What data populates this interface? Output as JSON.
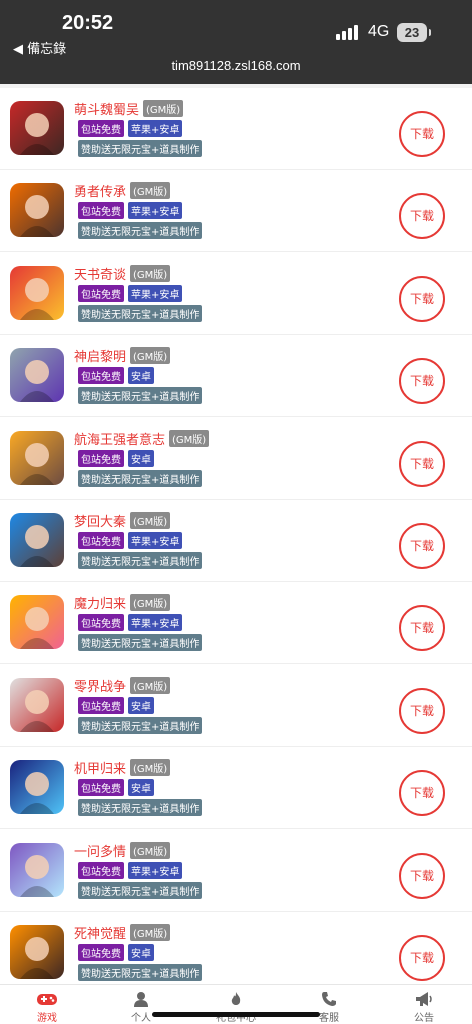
{
  "status_bar": {
    "time": "20:52",
    "back_label": "◀ 備忘錄",
    "network": "4G",
    "battery": "23",
    "url": "tim891128.zsl168.com"
  },
  "games": [
    {
      "title": "萌斗魏蜀吴",
      "gm": "(GM版)",
      "tag_free": "包站免费",
      "tag_platform": "苹果+安卓",
      "tag_sponsor": "赞助送无限元宝+道具制作",
      "download": "下载",
      "icon_colors": [
        "#c62828",
        "#3e2723"
      ]
    },
    {
      "title": "勇者传承",
      "gm": "(GM版)",
      "tag_free": "包站免费",
      "tag_platform": "苹果+安卓",
      "tag_sponsor": "赞助送无限元宝+道具制作",
      "download": "下载",
      "icon_colors": [
        "#ef6c00",
        "#4e342e"
      ]
    },
    {
      "title": "天书奇谈",
      "gm": "(GM版)",
      "tag_free": "包站免费",
      "tag_platform": "苹果+安卓",
      "tag_sponsor": "赞助送无限元宝+道具制作",
      "download": "下载",
      "icon_colors": [
        "#e53935",
        "#fbc02d"
      ]
    },
    {
      "title": "神启黎明",
      "gm": "(GM版)",
      "tag_free": "包站免费",
      "tag_platform": "安卓",
      "tag_sponsor": "赞助送无限元宝+道具制作",
      "download": "下载",
      "icon_colors": [
        "#90a4ae",
        "#5e35b1"
      ]
    },
    {
      "title": "航海王强者意志",
      "gm": "(GM版)",
      "tag_free": "包站免费",
      "tag_platform": "安卓",
      "tag_sponsor": "赞助送无限元宝+道具制作",
      "download": "下载",
      "icon_colors": [
        "#f9a825",
        "#6d4c41"
      ]
    },
    {
      "title": "梦回大秦",
      "gm": "(GM版)",
      "tag_free": "包站免费",
      "tag_platform": "苹果+安卓",
      "tag_sponsor": "赞助送无限元宝+道具制作",
      "download": "下载",
      "icon_colors": [
        "#1e88e5",
        "#5d4037"
      ]
    },
    {
      "title": "魔力归来",
      "gm": "(GM版)",
      "tag_free": "包站免费",
      "tag_platform": "苹果+安卓",
      "tag_sponsor": "赞助送无限元宝+道具制作",
      "download": "下载",
      "icon_colors": [
        "#ffb300",
        "#f06292"
      ]
    },
    {
      "title": "零界战争",
      "gm": "(GM版)",
      "tag_free": "包站免费",
      "tag_platform": "安卓",
      "tag_sponsor": "赞助送无限元宝+道具制作",
      "download": "下载",
      "icon_colors": [
        "#e0e0e0",
        "#c62828"
      ]
    },
    {
      "title": "机甲归来",
      "gm": "(GM版)",
      "tag_free": "包站免费",
      "tag_platform": "安卓",
      "tag_sponsor": "赞助送无限元宝+道具制作",
      "download": "下载",
      "icon_colors": [
        "#1a237e",
        "#4fc3f7"
      ]
    },
    {
      "title": "一问多情",
      "gm": "(GM版)",
      "tag_free": "包站免费",
      "tag_platform": "苹果+安卓",
      "tag_sponsor": "赞助送无限元宝+道具制作",
      "download": "下载",
      "icon_colors": [
        "#7e57c2",
        "#b3e5fc"
      ]
    },
    {
      "title": "死神觉醒",
      "gm": "(GM版)",
      "tag_free": "包站免费",
      "tag_platform": "安卓",
      "tag_sponsor": "赞助送无限元宝+道具制作",
      "download": "下载",
      "icon_colors": [
        "#ff8f00",
        "#3e2723"
      ]
    }
  ],
  "tabbar": {
    "games": "游戏",
    "profile": "个人",
    "gift": "礼包中心",
    "service": "客服",
    "notice": "公告"
  },
  "colors": {
    "accent": "#e53935",
    "status_bg": "#333333"
  }
}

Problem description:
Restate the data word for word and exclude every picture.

Answer:
What data populates this interface? Output as JSON.
{
  "status_bar": {
    "time": "20:52",
    "back_label": "◀ 備忘錄",
    "network": "4G",
    "battery": "23",
    "url": "tim891128.zsl168.com"
  },
  "games": [
    {
      "title": "萌斗魏蜀吴",
      "gm": "(GM版)",
      "tag_free": "包站免费",
      "tag_platform": "苹果+安卓",
      "tag_sponsor": "赞助送无限元宝+道具制作",
      "download": "下载",
      "icon_colors": [
        "#c62828",
        "#3e2723"
      ]
    },
    {
      "title": "勇者传承",
      "gm": "(GM版)",
      "tag_free": "包站免费",
      "tag_platform": "苹果+安卓",
      "tag_sponsor": "赞助送无限元宝+道具制作",
      "download": "下载",
      "icon_colors": [
        "#ef6c00",
        "#4e342e"
      ]
    },
    {
      "title": "天书奇谈",
      "gm": "(GM版)",
      "tag_free": "包站免费",
      "tag_platform": "苹果+安卓",
      "tag_sponsor": "赞助送无限元宝+道具制作",
      "download": "下载",
      "icon_colors": [
        "#e53935",
        "#fbc02d"
      ]
    },
    {
      "title": "神启黎明",
      "gm": "(GM版)",
      "tag_free": "包站免费",
      "tag_platform": "安卓",
      "tag_sponsor": "赞助送无限元宝+道具制作",
      "download": "下载",
      "icon_colors": [
        "#90a4ae",
        "#5e35b1"
      ]
    },
    {
      "title": "航海王强者意志",
      "gm": "(GM版)",
      "tag_free": "包站免费",
      "tag_platform": "安卓",
      "tag_sponsor": "赞助送无限元宝+道具制作",
      "download": "下载",
      "icon_colors": [
        "#f9a825",
        "#6d4c41"
      ]
    },
    {
      "title": "梦回大秦",
      "gm": "(GM版)",
      "tag_free": "包站免费",
      "tag_platform": "苹果+安卓",
      "tag_sponsor": "赞助送无限元宝+道具制作",
      "download": "下载",
      "icon_colors": [
        "#1e88e5",
        "#5d4037"
      ]
    },
    {
      "title": "魔力归来",
      "gm": "(GM版)",
      "tag_free": "包站免费",
      "tag_platform": "苹果+安卓",
      "tag_sponsor": "赞助送无限元宝+道具制作",
      "download": "下载",
      "icon_colors": [
        "#ffb300",
        "#f06292"
      ]
    },
    {
      "title": "零界战争",
      "gm": "(GM版)",
      "tag_free": "包站免费",
      "tag_platform": "安卓",
      "tag_sponsor": "赞助送无限元宝+道具制作",
      "download": "下载",
      "icon_colors": [
        "#e0e0e0",
        "#c62828"
      ]
    },
    {
      "title": "机甲归来",
      "gm": "(GM版)",
      "tag_free": "包站免费",
      "tag_platform": "安卓",
      "tag_sponsor": "赞助送无限元宝+道具制作",
      "download": "下载",
      "icon_colors": [
        "#1a237e",
        "#4fc3f7"
      ]
    },
    {
      "title": "一问多情",
      "gm": "(GM版)",
      "tag_free": "包站免费",
      "tag_platform": "苹果+安卓",
      "tag_sponsor": "赞助送无限元宝+道具制作",
      "download": "下载",
      "icon_colors": [
        "#7e57c2",
        "#b3e5fc"
      ]
    },
    {
      "title": "死神觉醒",
      "gm": "(GM版)",
      "tag_free": "包站免费",
      "tag_platform": "安卓",
      "tag_sponsor": "赞助送无限元宝+道具制作",
      "download": "下载",
      "icon_colors": [
        "#ff8f00",
        "#3e2723"
      ]
    }
  ],
  "tabbar": {
    "games": "游戏",
    "profile": "个人",
    "gift": "礼包中心",
    "service": "客服",
    "notice": "公告"
  },
  "colors": {
    "accent": "#e53935",
    "status_bg": "#333333"
  }
}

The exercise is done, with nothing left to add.